Insects allocate eggs adaptively across their native host plants.
Finding plants for their eggs is the only parental care shown by many winged insects. Hatched juveniles often feed on one individual plant until gaining the power of flight as adults. Females are therefore predicted to lay more eggs on plants supporting high offspring survival. Many experiments comparing egg-laying and offspring survival across plant species refute this, leading to alternative concepts including 'enemy free space', 'optimal bad motherhood' and 'neural constraints'. Whether tested plants have the same geographic origin as the insect is often overlooked. Using 178 oviposition-performance studies, we found when insects and plants share a native range, 83% of insect species associated their eggs with plants conferring highest offspring survival.
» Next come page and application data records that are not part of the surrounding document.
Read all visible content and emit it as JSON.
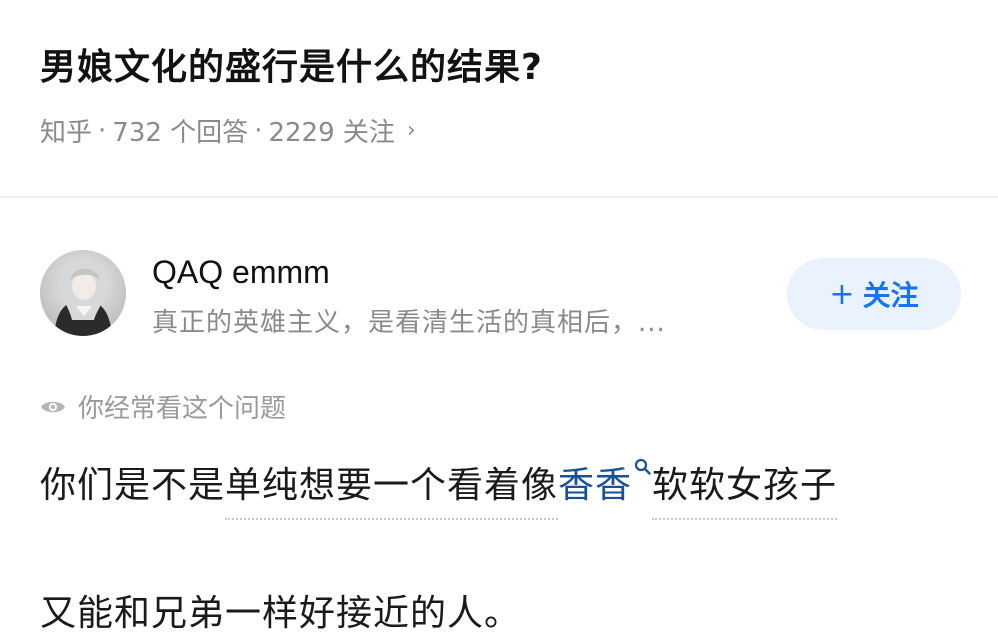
{
  "question": {
    "title": "男娘文化的盛行是什么的结果?",
    "platform": "知乎",
    "answers": "732 个回答",
    "followers": "2229 关注",
    "separator": "·",
    "chevron": "›"
  },
  "author": {
    "name": "QAQ emmm",
    "bio": "真正的英雄主义，是看清生活的真相后，...",
    "follow_plus": "+",
    "follow_label": "关注"
  },
  "viewed_hint": "你经常看这个问题",
  "answer": {
    "line1_pre": "你们是不是",
    "line1_dotted": "单纯想要一个看着像",
    "line1_link": "香香",
    "line1_post": "软软女孩子",
    "line2": "又能和兄弟一样好接近的人。"
  },
  "colors": {
    "accent": "#1772f6",
    "follow_bg": "#eaf2fd",
    "link": "#175199",
    "meta": "#8a8a8a"
  },
  "icons": {
    "viewed": "eye-icon",
    "search_link": "search-icon"
  }
}
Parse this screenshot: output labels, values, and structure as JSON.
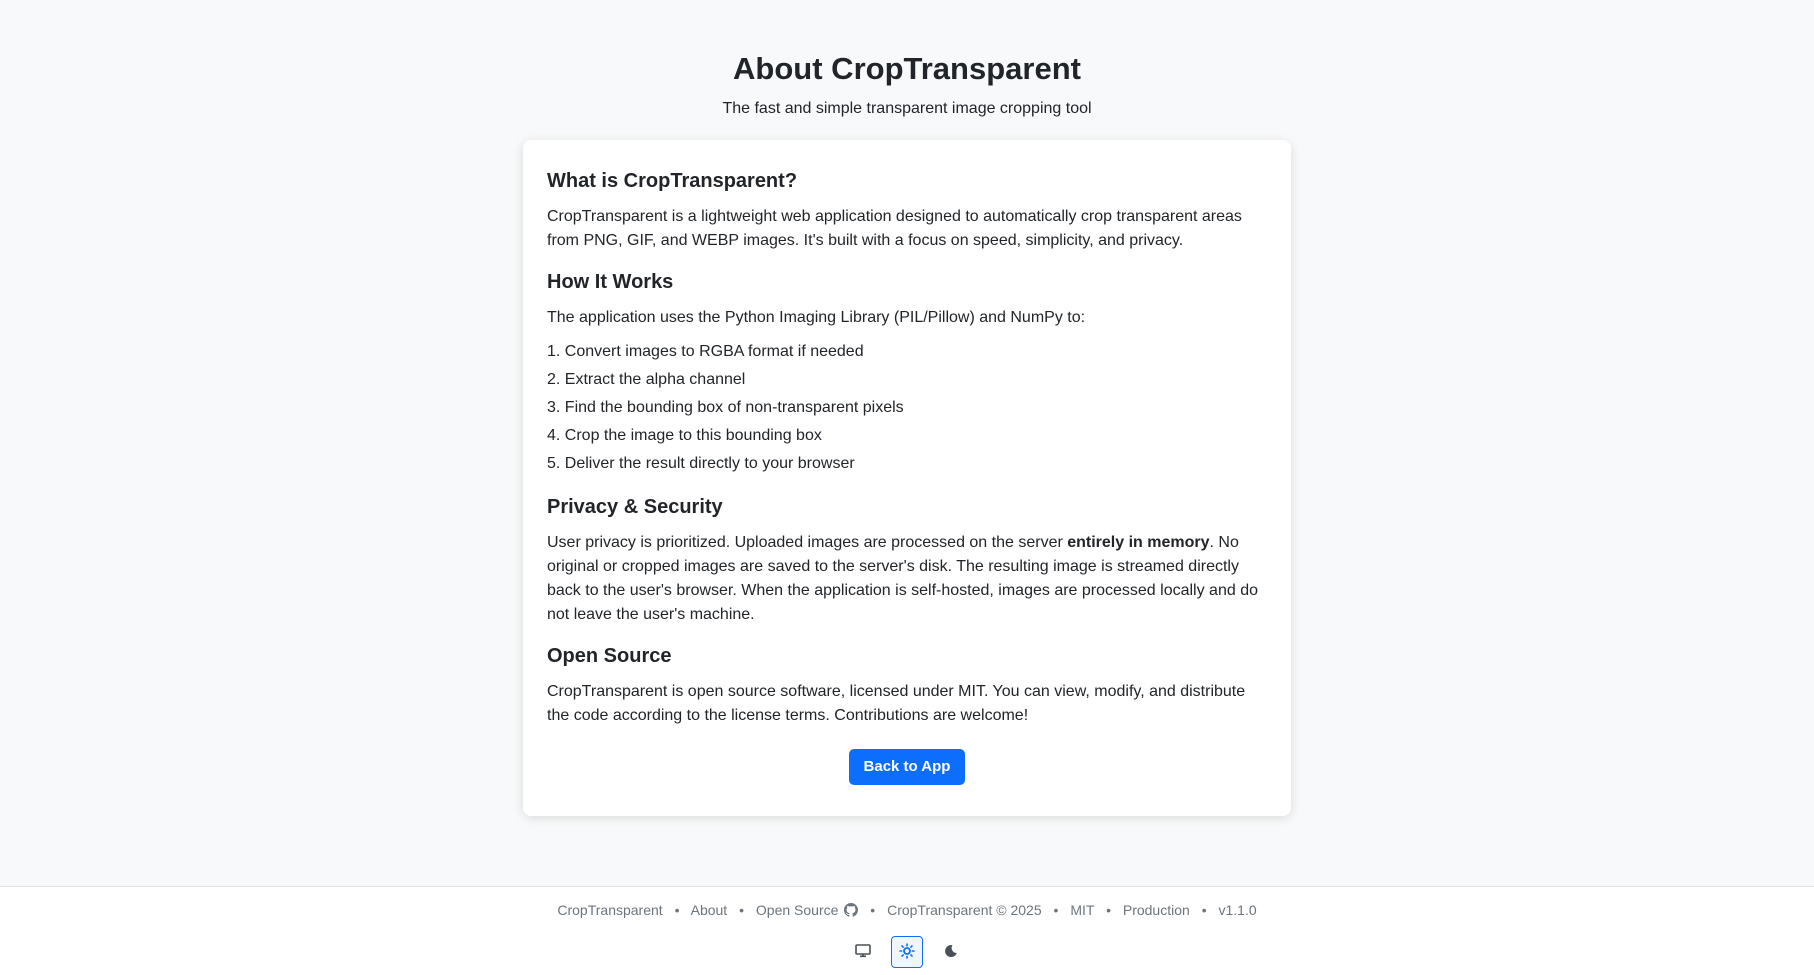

This was broadly true across insect taxa and for generalists and specialists. Only 57% did so with non-native plants. That females are attracted to hosts with high offspring survival is a well-supported theory that does not necessarily apply to exotic host plants.